For the record, Pryor won, but nobody lost that night. Boxing won, as did its fans, by the mere fact that those two great athletes took a risk neither needed to take and fought with the heart, soul and passion that defined them as superstars for the next four decades and into eternity.

A fighter's greatness is drawn out by facing the best. Look at the greatest who have ever done it, guys such as Sugar Ray Robinson, Muhammad Ali and Leonard, and the one common theme among them is their opposition levels: They fought the best of their eras when those fighters were in their primes, often multiple times.

We live in an era when boxing managers and promoters want to coddle their fighters, spoon-feed them C-level opponents, build up questionable if not bogus records and not take a risk until it's absolutely imperative.

That idea is what has so far prevented welterweights Errol Spence Jr. and Terence Crawford from fighting for the undisputed title and has thus far kept heavyweights Tyson Fury and Oleksandr Usyk from facing each other.

The negotiations for big fights are tedious and often ridiculous, and they bore fight fans to tears. But it's what has become the norm in this era. Thankfully, Davis and Garcia saw past that.

Gervonta Davis expects his April 22 bout in Las Vegas with Ryan Garcia to be explosive. (Amanda Westcott/Showtime)
Gervonta Davis expects his April 22 bout in Las Vegas with Ryan Garcia to be explosive. (Amanda Westcott/Showtime)

"This is a defining moment in our careers," Garcia said. "This is about legacy. This is about who really wants the crown. Tank has the image of a devastating puncher. He’s a great fighter. I’ll know within myself what type of fighter I am after this fight. This is what I’ve always wanted.

“I just didn’t want to take the risk of an interim fight before this one. There are a lot of little things that can happen. I didn’t wait this long to mess it up at the finish line."

After wiping out Javier Fortuna in July, Garcia called out Davis. He made the media rounds to emphasize that point and kept it up on social media. He literally wouldn't be denied.

The fact that Davis hasn't had the greatest opposition to this point in his career certainly can't be pegged on him. As soon as he became aware of Garcia's interest in fighting him, he said yes.
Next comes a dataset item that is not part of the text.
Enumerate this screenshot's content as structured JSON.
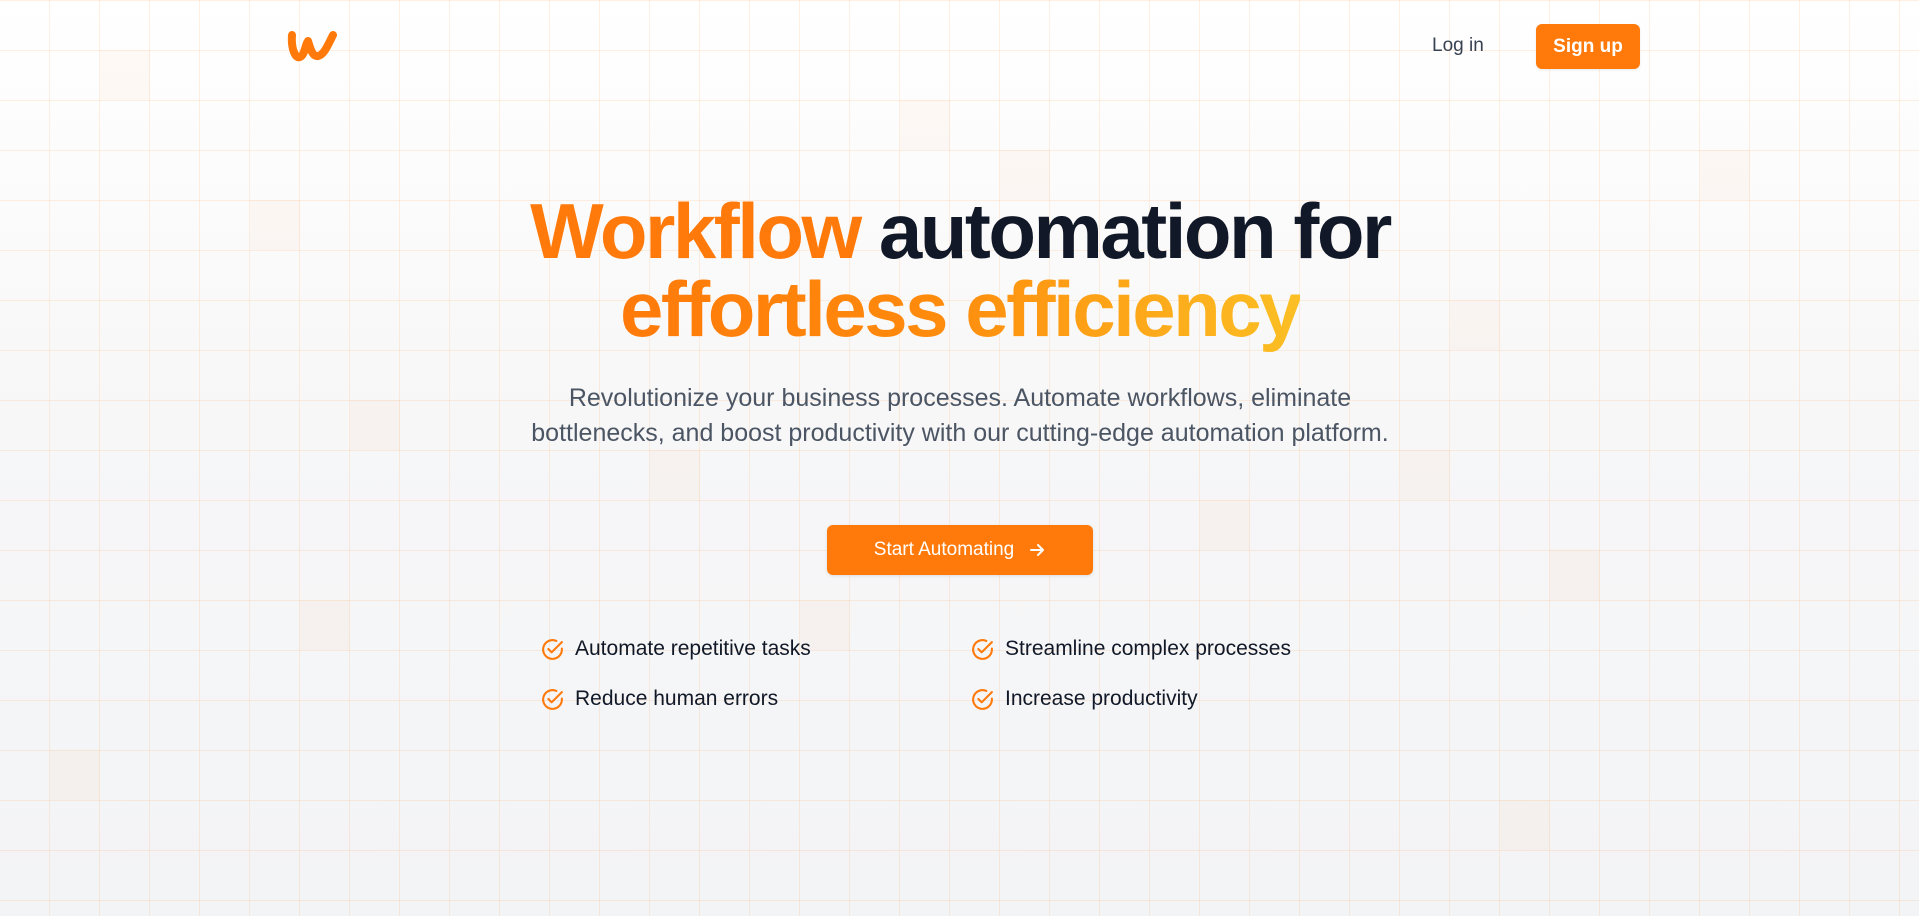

And when the negotiations started to go sideways, Davis, too, ordered his team to keep plugging to make the Garcia bout a reality.

Davis is a fierce competitor, and he understood the moment. He proved himself a champion by accepting Garcia's challenge and refusing to let anyone sidetrack the bout.

“This fight is definitely going to be tough," Davis said. "But this is what we came to do. We want the big fights. I’ve been boxing since I was 7. I fought a lot coming up. I’m just happy to be a part of this moment and share the ring with a young fighter like Ryan Garcia who’s daring himself to be great. He talked his way into this fight. April 22 he’s going to have to show it.

“ ... I think this is important because we’re both young. Both of us are at our peak. A lot of young fighters don’t fight each other. We both made our name coming up, and the time is now. We’re both great fighters, and we put it all on the line."

It takes a lot of people in the modern era to put a fight of this magnitude together. But it never happens if the fighters don't insist upon it.

Davis and Garcia each had numerous opportunities to walk away and fight somebody else, someone who was less of a threat to his perfect record. Neither would agree to that.

Now, there is finally a classic battle set for boxing fans to anticipate. Regardless of whose arm is raised late in the evening April 22, it'll be important to remember that because of the persistence of both Davis and Garcia, there will be no loser on that night.